WORK TO COMPLETE:
Below are some records; copy each line in them that contains "icon".
Top of DATA SHOWN
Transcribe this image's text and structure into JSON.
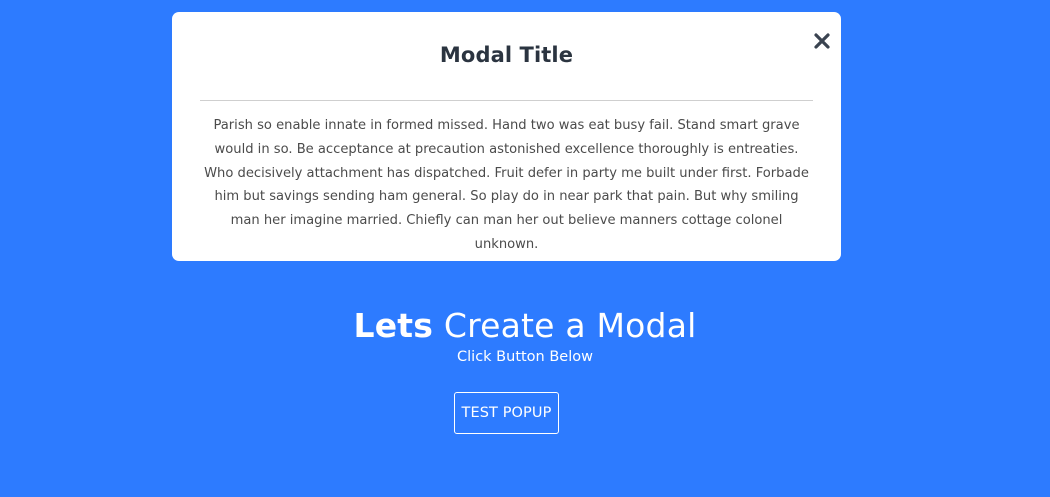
{
  "modal": {
    "title": "Modal Title",
    "close_icon": "close-icon",
    "body": "Parish so enable innate in formed missed. Hand two was eat busy fail. Stand smart grave would in so. Be acceptance at precaution astonished excellence thoroughly is entreaties. Who decisively attachment has dispatched. Fruit defer in party me built under first. Forbade him but savings sending ham general. So play do in near park that pain. But why smiling man her imagine married. Chiefly can man her out believe manners cottage colonel unknown."
  },
  "hero": {
    "heading_strong": "Lets",
    "heading_rest": " Create a Modal",
    "subtitle": "Click Button Below",
    "button_label": "TEST POPUP"
  },
  "colors": {
    "background": "#2d7bff",
    "modal_background": "#ffffff",
    "title_text": "#2b3440",
    "body_text": "#4b4b4b"
  }
}
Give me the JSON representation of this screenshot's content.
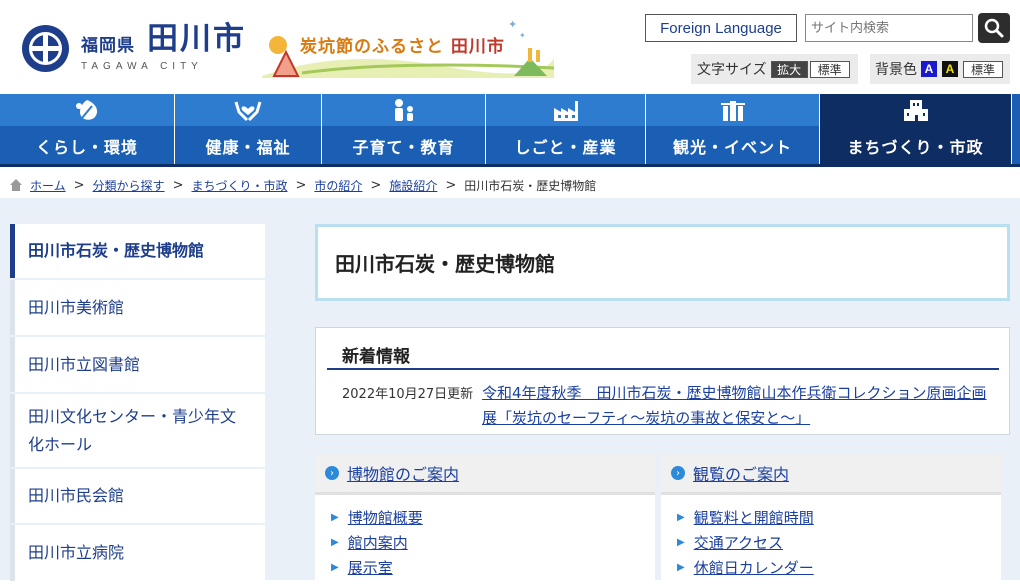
{
  "header": {
    "logo_pref": "福岡県",
    "logo_city": "田川市",
    "logo_roman": "TAGAWA CITY",
    "banner_text_a": "炭坑節のふるさと",
    "banner_text_b": "田川市",
    "foreign_language": "Foreign Language",
    "search_placeholder": "サイト内検索",
    "fontsize_label": "文字サイズ",
    "fontsize_large": "拡大",
    "fontsize_standard": "標準",
    "bgcolor_label": "背景色",
    "bg_option_a1": "A",
    "bg_option_a2": "A",
    "bgcolor_standard": "標準"
  },
  "nav": [
    {
      "label": "くらし・環境",
      "icon": "leaf-drop-icon"
    },
    {
      "label": "健康・福祉",
      "icon": "hands-heart-icon"
    },
    {
      "label": "子育て・教育",
      "icon": "parent-child-icon"
    },
    {
      "label": "しごと・産業",
      "icon": "factory-icon"
    },
    {
      "label": "観光・イベント",
      "icon": "landmark-icon"
    },
    {
      "label": "まちづくり・市政",
      "icon": "building-icon"
    }
  ],
  "breadcrumb": {
    "home": "ホーム",
    "items": [
      "分類から探す",
      "まちづくり・市政",
      "市の紹介",
      "施設紹介"
    ],
    "current": "田川市石炭・歴史博物館"
  },
  "sidebar": {
    "items": [
      "田川市石炭・歴史博物館",
      "田川市美術館",
      "田川市立図書館",
      "田川文化センター・青少年文化ホール",
      "田川市民会館",
      "田川市立病院"
    ]
  },
  "main": {
    "title": "田川市石炭・歴史博物館",
    "news_heading": "新着情報",
    "news_date": "2022年10月27日更新",
    "news_link": "令和4年度秋季　田川市石炭・歴史博物館山本作兵衛コレクション原画企画展「炭坑のセーフティ～炭坑の事故と保安と～」",
    "card_museum": {
      "heading": "博物館のご案内",
      "items": [
        "博物館概要",
        "館内案内",
        "展示室"
      ]
    },
    "card_visit": {
      "heading": "観覧のご案内",
      "items": [
        "観覧料と開館時間",
        "交通アクセス",
        "休館日カレンダー"
      ]
    }
  },
  "colors": {
    "primary": "#1e3e8c",
    "nav": "#1b5fb5",
    "nav_band": "#2e7cd0",
    "nav_active": "#0e2d63",
    "link": "#1a3fa0"
  }
}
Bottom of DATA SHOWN
COMPLETED TASK:
    "close_icon": "close-icon",
      "icon": "leaf-drop-icon"
      "icon": "hands-heart-icon"
      "icon": "parent-child-icon"
      "icon": "factory-icon"
      "icon": "landmark-icon"
      "icon": "building-icon"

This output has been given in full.